Such an investigation required them to ask Amy to tell them what had happened so that they could decide whether to arrest Hershel, not to end an emergency that was in progress.

Objectively viewed, the primary, if not the sole, purpose of the interrogation in that case was to investigate a possible crime.

From the perspective of the Sixth Amendment’s text again, witnesses in court narrate and attest to the truth of past events, which is precisely what Amy Hammon did.

To summarize our holdings in these cases, statements are nontestimonial when made in the course of police interrogation under circumstances objectively indicating that the primary purpose of the interrogation is to enable police assistance to meet an ongoing emergency.

They are testimonial when the circumstances objectively indicate that there is no such ongoing emergency and that the primary purpose of the interrogation is to establish or prove past events potentially relevant to later criminal prosecution.

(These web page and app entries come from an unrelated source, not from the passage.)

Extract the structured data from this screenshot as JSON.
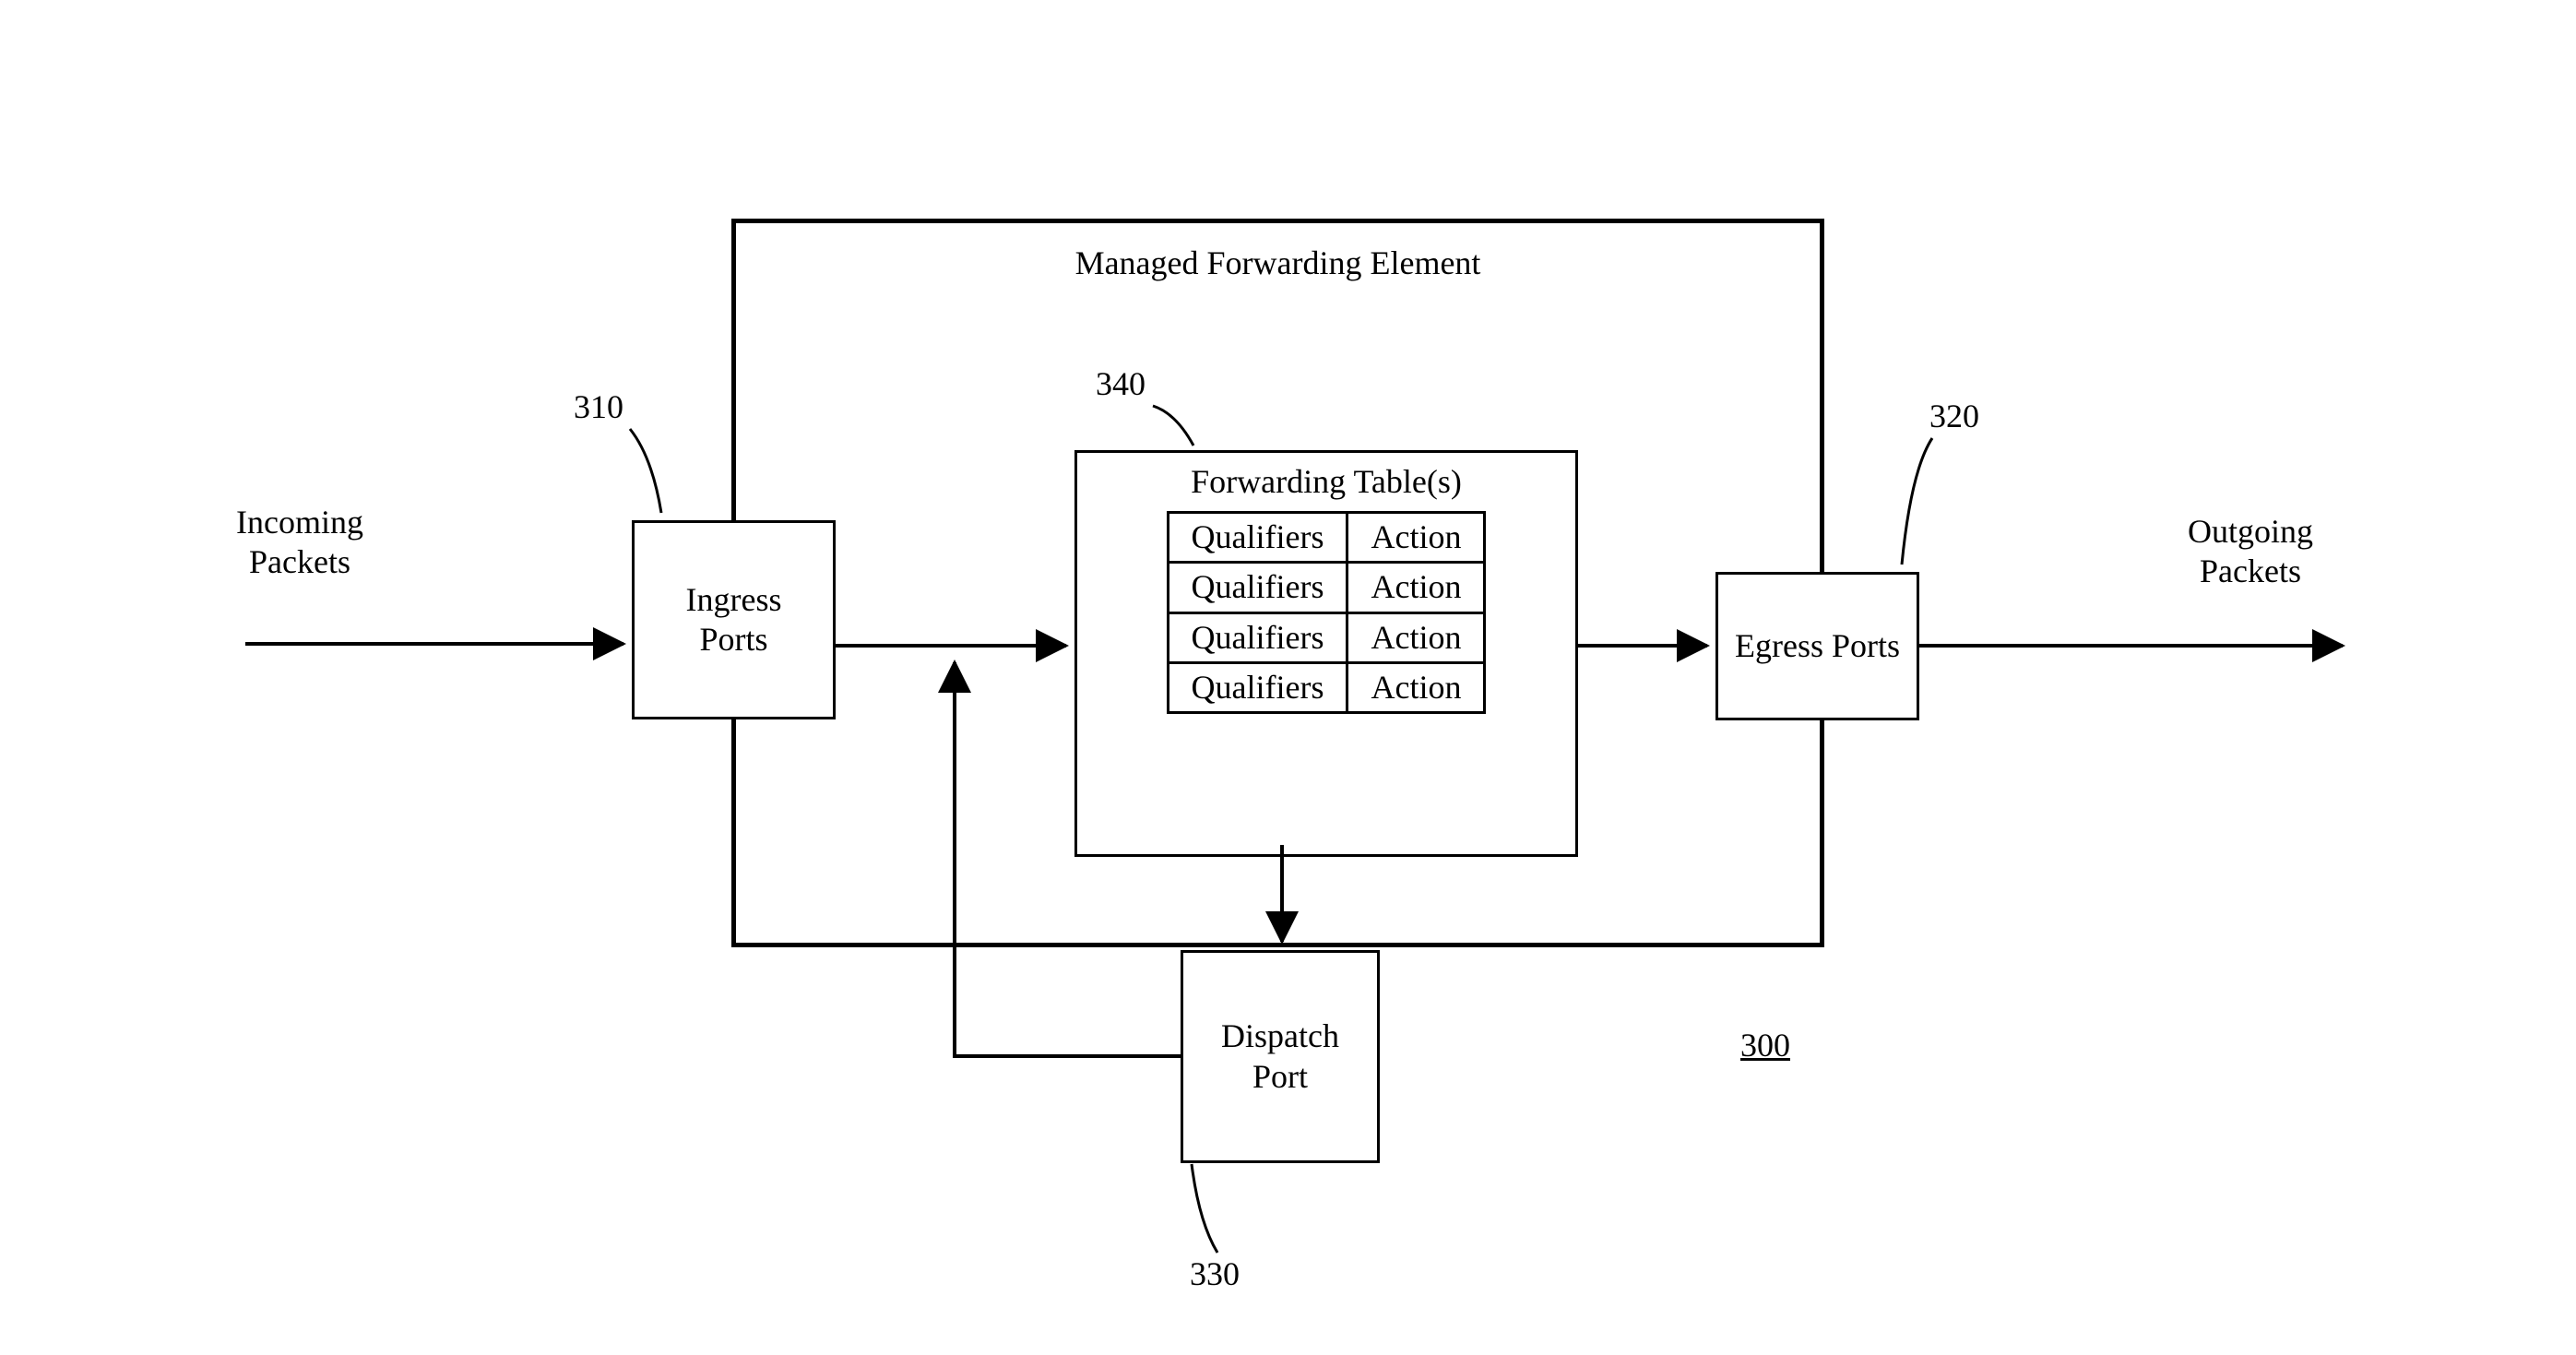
{
  "title": "Managed Forwarding Element",
  "incoming": {
    "line1": "Incoming",
    "line2": "Packets"
  },
  "outgoing": {
    "line1": "Outgoing",
    "line2": "Packets"
  },
  "ingress": {
    "label": "Ingress\nPorts",
    "ref": "310"
  },
  "egress": {
    "label": "Egress Ports",
    "ref": "320"
  },
  "dispatch": {
    "label": "Dispatch\nPort",
    "ref": "330"
  },
  "ft": {
    "ref": "340",
    "title": "Forwarding Table(s)",
    "rows": [
      {
        "q": "Qualifiers",
        "a": "Action"
      },
      {
        "q": "Qualifiers",
        "a": "Action"
      },
      {
        "q": "Qualifiers",
        "a": "Action"
      },
      {
        "q": "Qualifiers",
        "a": "Action"
      }
    ]
  },
  "mfe_ref": "300"
}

Finally, we again emphasize, as we did in Crawford, we will note that both of the abused spouses in these cases did not testify, which is not an unusual phenomenon.

For that reason, we again emphasize, as we did in Crawford, that while the prosecution may not deprive a defendant of the right to confrontation, a defendant may forfeit that right; for example, by procuring or coercing the absence of a witness.

The doctrine of forfeiture by wrongdoing is an established equitable principle necessary to allow courts to protect the integrity of their proceedings.

On remand, the Indiana Courts may, if they are asked, determine whether a claim of forfeiture is properly raised and, if so, whether it is meritorious.

The judgment of the Supreme Court of Washington is affirmed, the judgment of the Supreme Court of Indiana is reversed, and the latter case is remanded for proceeding not inconsistent with this opinion.

Justice Thomas has filed an opinion concurring in the judgment in Davis and dissenting in Hammon.